The unremarkable town of Sidi Bouzid in central Tunisia changed the course of world history on December 10, 2010, when Mohammed Bouazizi, a 26-year-old Tunisian fruit vendor, cried out "How do you expect me to make a living?" He then struck a match and placed it on his gasoline-soaked body.
Mr. Bouazizi’s self-immolation was a deeply personal act. But it was indicative of desperation felt by many men and women across the region and ultimately catalysed the Arab Spring.
But statistics fail to reflect this. According to WHO’s 2012 statistics, of the country’s with the top 12 lowest suicide rates, 11 were nations located in the Middle East and North Africa (MENA).
Most striking is Iraq, a country that has remained in a perpetual state of conflict for 14 years - with the psychological and physical trauma that inevitably inflicts upon a population - ranking 9th lowest in suicide rates globally. This is despite sitting 117 out of 155 on the UN’s World Happiness Report, and having only 100 psychiatrists to support a population of 33 million people.
This is not unique in the region. After four decades of human rights abuses under Muammar Gaddafi, and the onset of a bloody civil war since 2011, the Danish Institute against Torture described Libya as a mental health ‘ticking time bomb’. Yet it supposedly boasts the tenth lowest suicide rate in the world.
These disparities suggest that suicide statistics in MENA could be untrustworthy. Ziad Kronfol, a professor of psychiatry at Weill Cornell Medicine in Qatar, says taboo remains a major obstacle to accurate records. But he thinks the region’s volatility remains the single biggest impediment.

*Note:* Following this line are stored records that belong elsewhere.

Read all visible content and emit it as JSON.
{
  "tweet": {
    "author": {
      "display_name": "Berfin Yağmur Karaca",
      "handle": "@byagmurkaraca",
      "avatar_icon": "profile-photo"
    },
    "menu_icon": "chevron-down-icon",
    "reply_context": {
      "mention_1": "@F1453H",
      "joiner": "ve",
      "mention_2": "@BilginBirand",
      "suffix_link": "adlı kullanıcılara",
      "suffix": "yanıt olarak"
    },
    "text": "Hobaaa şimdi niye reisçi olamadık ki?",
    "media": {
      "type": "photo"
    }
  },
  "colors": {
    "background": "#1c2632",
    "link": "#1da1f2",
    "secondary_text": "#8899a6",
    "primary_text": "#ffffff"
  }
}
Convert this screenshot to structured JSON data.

“It’s extremely difficult to conduct research and collect data in conflict zones,” he says. Mental health issues in this region, among the most severe in the world, are likely to remain undetected and untreated.
Japan and Korea’s overworked and overstressed millions

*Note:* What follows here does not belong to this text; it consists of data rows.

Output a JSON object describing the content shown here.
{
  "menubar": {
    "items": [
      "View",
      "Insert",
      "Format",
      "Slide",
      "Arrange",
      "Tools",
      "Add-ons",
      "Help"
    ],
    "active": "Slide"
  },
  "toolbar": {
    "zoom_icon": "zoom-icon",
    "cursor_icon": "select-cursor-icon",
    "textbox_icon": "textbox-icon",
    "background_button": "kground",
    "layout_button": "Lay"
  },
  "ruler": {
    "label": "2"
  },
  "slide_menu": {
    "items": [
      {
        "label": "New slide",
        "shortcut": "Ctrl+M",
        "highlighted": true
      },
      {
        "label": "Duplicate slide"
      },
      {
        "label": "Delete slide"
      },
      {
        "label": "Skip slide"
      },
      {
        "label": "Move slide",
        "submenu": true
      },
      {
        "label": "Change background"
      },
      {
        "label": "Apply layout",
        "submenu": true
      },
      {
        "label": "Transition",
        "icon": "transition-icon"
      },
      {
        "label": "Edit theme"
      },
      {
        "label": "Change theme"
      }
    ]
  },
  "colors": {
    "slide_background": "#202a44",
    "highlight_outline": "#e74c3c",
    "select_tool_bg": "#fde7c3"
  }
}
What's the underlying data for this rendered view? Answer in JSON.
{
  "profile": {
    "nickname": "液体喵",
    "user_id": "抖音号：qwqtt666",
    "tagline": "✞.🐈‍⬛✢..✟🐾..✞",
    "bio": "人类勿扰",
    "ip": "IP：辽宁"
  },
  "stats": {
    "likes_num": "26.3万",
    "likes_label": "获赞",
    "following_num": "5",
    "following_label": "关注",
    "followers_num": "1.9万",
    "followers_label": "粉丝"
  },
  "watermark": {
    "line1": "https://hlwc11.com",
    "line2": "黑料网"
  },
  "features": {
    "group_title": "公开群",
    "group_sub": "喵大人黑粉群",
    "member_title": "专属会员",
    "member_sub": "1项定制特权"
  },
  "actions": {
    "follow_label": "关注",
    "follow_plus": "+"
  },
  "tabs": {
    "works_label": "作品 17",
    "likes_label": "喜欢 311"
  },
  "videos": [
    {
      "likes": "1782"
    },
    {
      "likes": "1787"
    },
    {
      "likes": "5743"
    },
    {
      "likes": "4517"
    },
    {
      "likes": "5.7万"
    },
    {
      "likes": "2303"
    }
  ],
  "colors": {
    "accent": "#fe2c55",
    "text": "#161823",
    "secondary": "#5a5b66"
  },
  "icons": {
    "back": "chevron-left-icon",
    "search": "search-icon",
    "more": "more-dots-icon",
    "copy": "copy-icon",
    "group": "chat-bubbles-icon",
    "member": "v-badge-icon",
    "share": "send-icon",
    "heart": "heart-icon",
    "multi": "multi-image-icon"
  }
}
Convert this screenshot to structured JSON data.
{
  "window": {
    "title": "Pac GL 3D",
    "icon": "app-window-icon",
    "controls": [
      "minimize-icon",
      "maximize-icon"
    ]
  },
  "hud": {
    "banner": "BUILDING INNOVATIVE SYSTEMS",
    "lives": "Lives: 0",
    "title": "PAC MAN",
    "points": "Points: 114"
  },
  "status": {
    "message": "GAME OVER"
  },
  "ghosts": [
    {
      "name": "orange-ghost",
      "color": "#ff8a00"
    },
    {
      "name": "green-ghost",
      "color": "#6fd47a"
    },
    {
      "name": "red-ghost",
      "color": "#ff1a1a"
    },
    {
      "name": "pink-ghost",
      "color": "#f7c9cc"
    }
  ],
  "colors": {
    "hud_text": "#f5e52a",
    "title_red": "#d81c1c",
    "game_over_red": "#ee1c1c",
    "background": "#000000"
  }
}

But political volatility, conflict and poverty are not the only explanation for high suicide rates, as South Korea and Japan, two wealthy nations in the Organisation for Economic Co-operation and Development (OECD), illustrate. Despite their economic success, they rank second and 17th respectively.
In Japan, suicide is the main cause of death for men aged 20-44. “Overwork is definitely a factor,” says Dr. Junko Kitanaka, a medical anthropologist at Keio University. According to the OECD, roughly 22% of Japanese work 50 hours or more a week, compared with 11% in the US. ‘Karoshi’, or death by overwork, is now a legally recognised cause of death.

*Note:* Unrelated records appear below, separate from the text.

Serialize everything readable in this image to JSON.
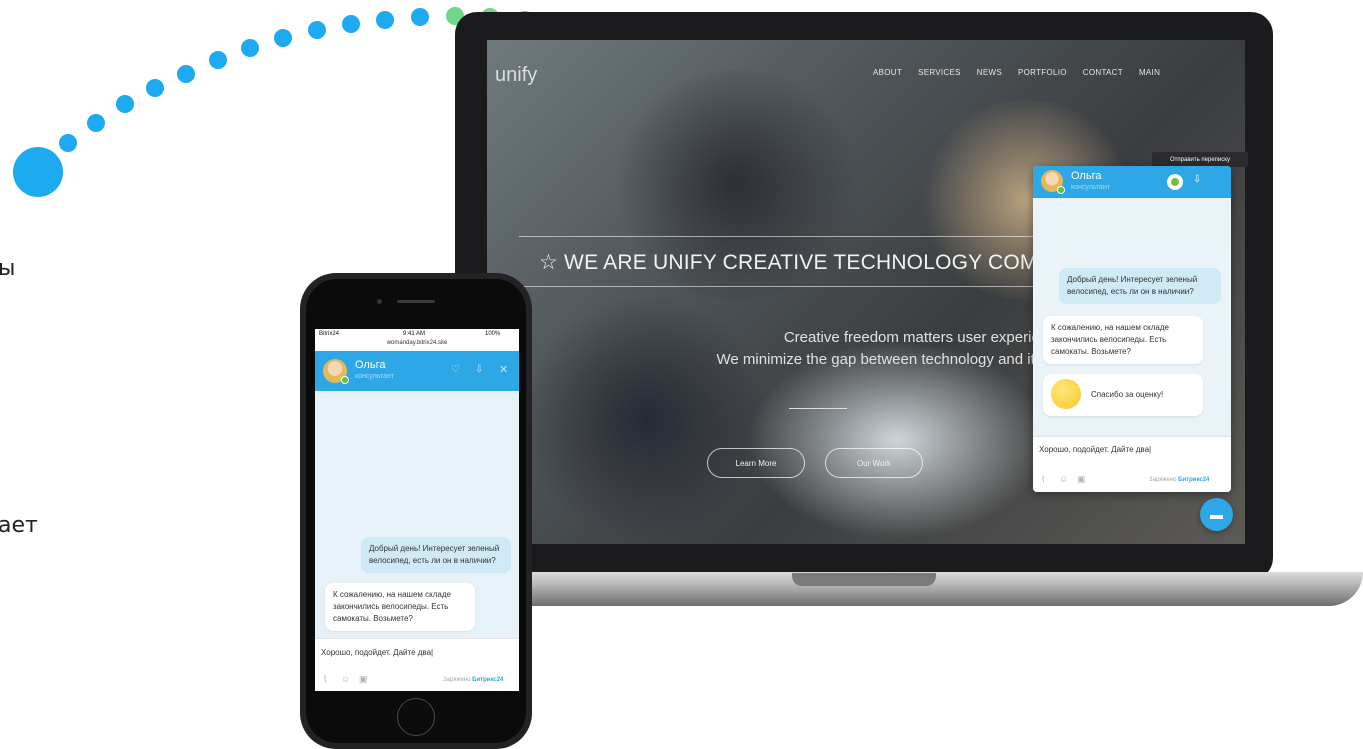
{
  "side_text": {
    "line1": "ы",
    "line2": "ает"
  },
  "website": {
    "logo": "unify",
    "nav": [
      "ABOUT",
      "SERVICES",
      "NEWS",
      "PORTFOLIO",
      "CONTACT",
      "MAIN"
    ],
    "hero_title": "☆ WE ARE UNIFY CREATIVE TECHNOLOGY COMP",
    "hero_sub1": "Creative freedom matters user experience.",
    "hero_sub2": "We minimize the gap between technology and its audience.",
    "btn_learn": "Learn More",
    "btn_work": "Our Work"
  },
  "laptop_chat": {
    "tooltip": "Отправить переписку",
    "operator_name": "Ольга",
    "operator_role": "консультант",
    "msg_out": "Добрый день! Интересует зеленый велосипед, есть ли он в наличии?",
    "msg_in": "К сожалению, на нашем складе закончились велосипеды. Есть самокаты. Возьмете?",
    "msg_rating": "Спасибо за оценку!",
    "input_text": "Хорошо, подойдет. Дайте два|",
    "powered_prefix": "Заряжено",
    "powered_brand": "Битрикс24"
  },
  "phone": {
    "status_carrier": "Bitrix24",
    "status_time": "9:41 AM",
    "status_battery": "100%",
    "url": "womanday.bitrix24.site",
    "operator_name": "Ольга",
    "operator_role": "консультант",
    "msg_out": "Добрый день! Интересует зеленый велосипед, есть ли он в наличии?",
    "msg_in": "К сожалению, на нашем складе закончились велосипеды. Есть самокаты. Возьмете?",
    "input_text": "Хорошо, подойдет. Дайте два|",
    "powered_prefix": "Заряжено",
    "powered_brand": "Битрикс24"
  },
  "colors": {
    "accent": "#2ea7e6",
    "dots_blue": "#1eaaf1",
    "dots_green": "#6fd68a"
  }
}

‘Hikikomori’, a word used to describe adolescents who withdraw from social life, are a symptom of this societal pressure. Tamaki Sait?, the psychologist who coined the phrase, estimates that there are one million hikikomori, with another 1.55 million people on the verge of joining them.
According to Dr. Yuko Watabe, a clinical psychologist at the Temple University, Japan Campus, both family culture and overwork contribute to hikikomori- an almost uniquely Japanese phenomenon.
The situation is worse in South Korea, where suicide is the number one cause of death for people aged 10-39. South Koreans work some of the longest hours in the world - more than 50% longer than Germans. ‘Gwarosa’, the equivalent of karoshi, is also a major public health concern.
Efforts to curb excessive work hours are underway in both nations, showing a positive effect in Japan in particular, where 2016 produced its lowest suicide rate for 22 years. Still, the picture is far from positive: 21,764 took their own lives.
No simple solution
“Suicide is very complex mix of social and biological factors,” says Dr. Kronfol. “Even for experts it is not always easy to predict, so while there are trends, there is no one formula for resolving this.”
Although broad overarching themes exist, the combination of factors that drive people to suicide remain nuanced and are impossible to separate from the personal and national context in which they occur.
While the overall suicide rate in OECD countries has decreased since 1985, it is rising in many parts of the developing world. But as taboos persist, and mechanisms for gathering statistics remain poor in many regions, the sorry fact is that the full extent of this modern-day plague is yet to be uncovered.